You can include one model in another by using Model blocks. Each instance of a Model block represents a reference to another model, called a referenced model. For simulation and code generation, the referenced model effectively replaces the Model block that references it. The model that contains a referenced model is its parent model. A collection of parent and referenced models constitute a model reference hierarchy.
The interface of a referenced model consists of its:
Input and output ports (and control ports, in the case of a conditional referenced model)
A Model block displays inputs and outputs corresponding to the root-level inputs and outputs of the model it references. These ports enable you to incorporate the referenced model into the block diagram of the parent model. The interface of the referenced model, not the context from which the model is referenced, defines the attributes of blocks in the referenced model. For example, attributes such as dimensions and data types do not propagate across Model block boundaries. Use the root Inport of the referenced model to set the interface attributes.
For example, the
includes Model blocks that reference three instances of the same referenced
A referenced model can itself contain Model blocks and thus reference lower-level models, to any depth. The top model is the topmost model in a hierarchy of referenced models. Where only one level of model reference exists, the parent model and top model are the same. To prevent cyclic inheritance, a Model block cannot refer directly or indirectly to a model that is superior to it in the model reference hierarchy. This figure shows cyclic inheritance.

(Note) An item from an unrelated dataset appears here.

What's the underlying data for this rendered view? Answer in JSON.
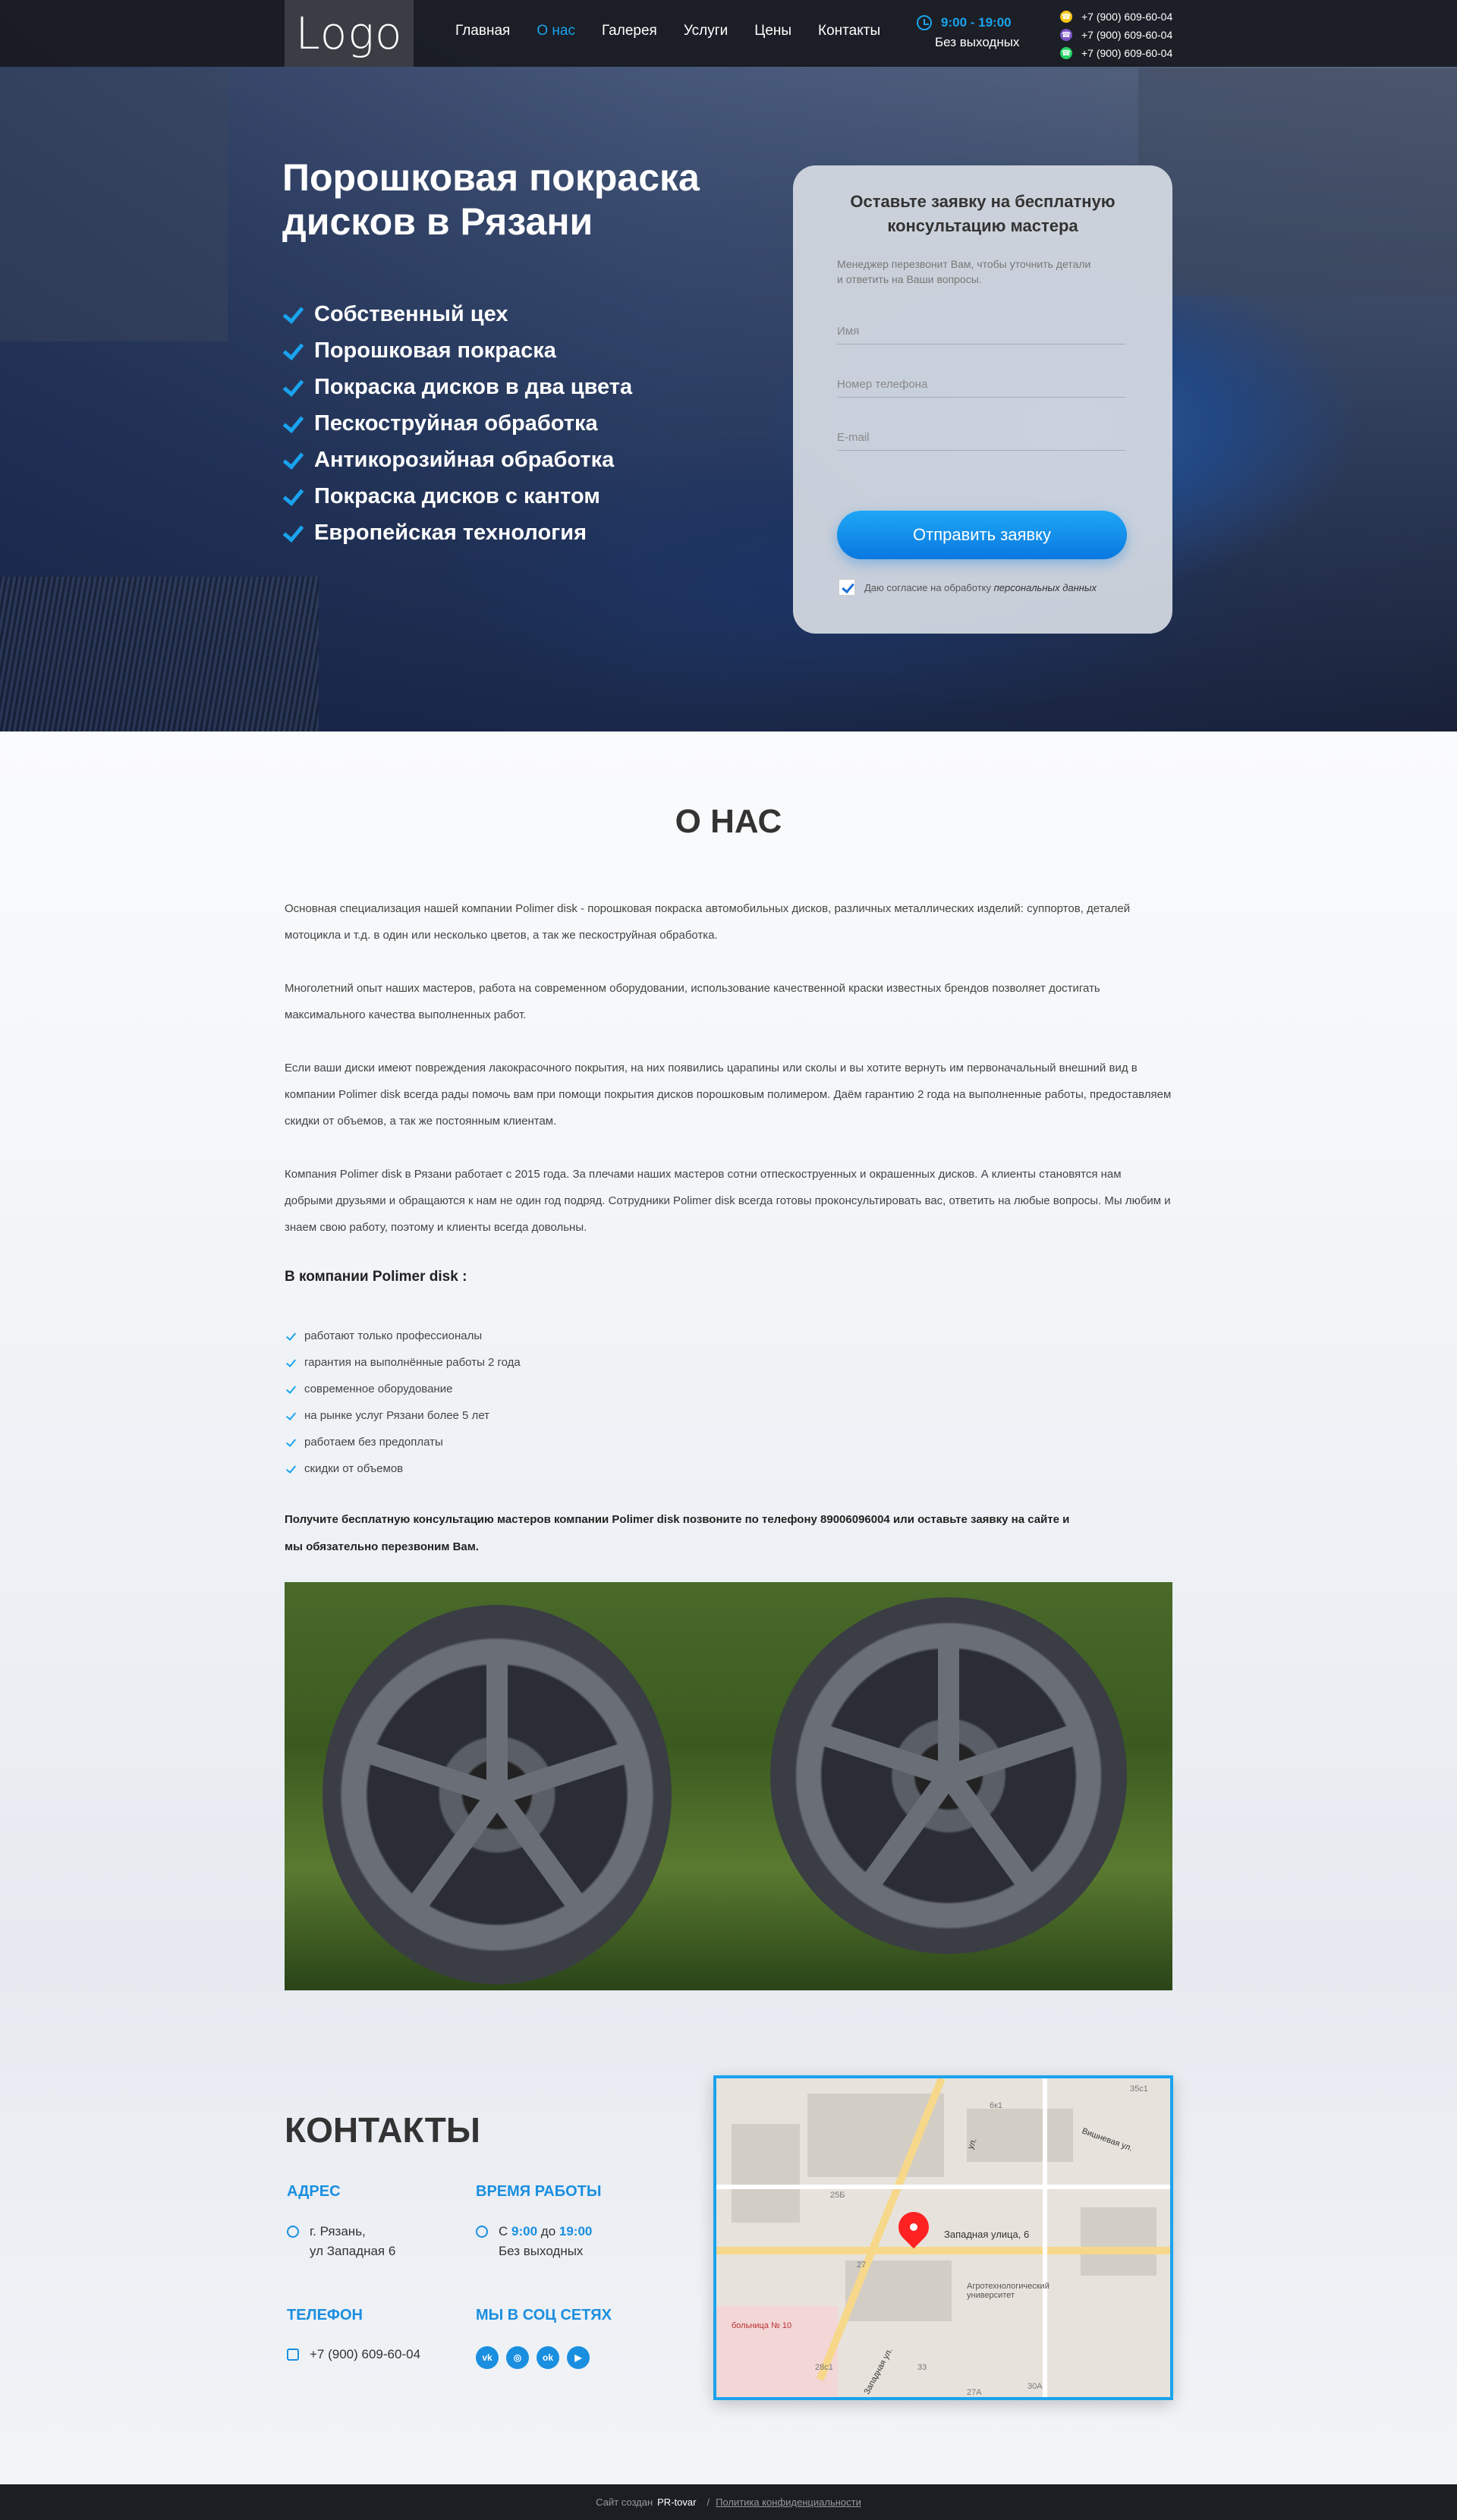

A parent model can contain multiple Model blocks that reference the same referenced model as long as the referenced model does not define global data. The referenced model can also appear in other parent models at any level. You can parameterize a referenced model to provide tunability for all instances of the model. Also, you can parameterize a referenced model to let different Model blocks specify different values for variables that define the behavior of the referenced model. See Parameterize Instances of a Reusable Referenced Model for details.
Use the ports on a Model block to connect the referenced model to other elements of the parent model. Connecting a signal to a Model block port has the same effect as connecting the signal to the corresponding port in the referenced model. For example, the Model block CounterA has three inputs: two Constant blocks and a Pulse Generator block with a sample time of .1. The Model block CounterB also has three inputs: the same two Constant blocks, and a Pulse Generator block with a sample time of .5. Each Model block has an output to a separate Scope block.
The referenced model includes Inport and Outport blocks (and
possibly Trigger or Enable blocks) to connect to the parent model.
has three Inport blocks (upper, input, and lower) and one Outport
If a referenced model does not depend on data that is available only from a higher-level model, you can use a referenced model as a standalone model. An appropriately configured model can function as both a standalone model and a referenced model, without changing the model or any entities derived from it.
Simulink® includes several models that illustrate model referencing.
to Managing Data with Model Reference example introduces
the basic concepts and workflow related to managing data with model
referencing. To explore these topics in more detail, select the
Workflow for Managing Data with Model Reference example.
In addition, the
represents a wheel speed calculation as a Model block within the context
of an anti-lock braking system (ABS).
You can simulate a referenced model either interpretively (in normal mode) or by compiling the referenced model to code and executing the code (in accelerator mode). For details, see Simulate Model Referencing Models.
To learn about considerations when generating code for a referenced model, see Referenced Models.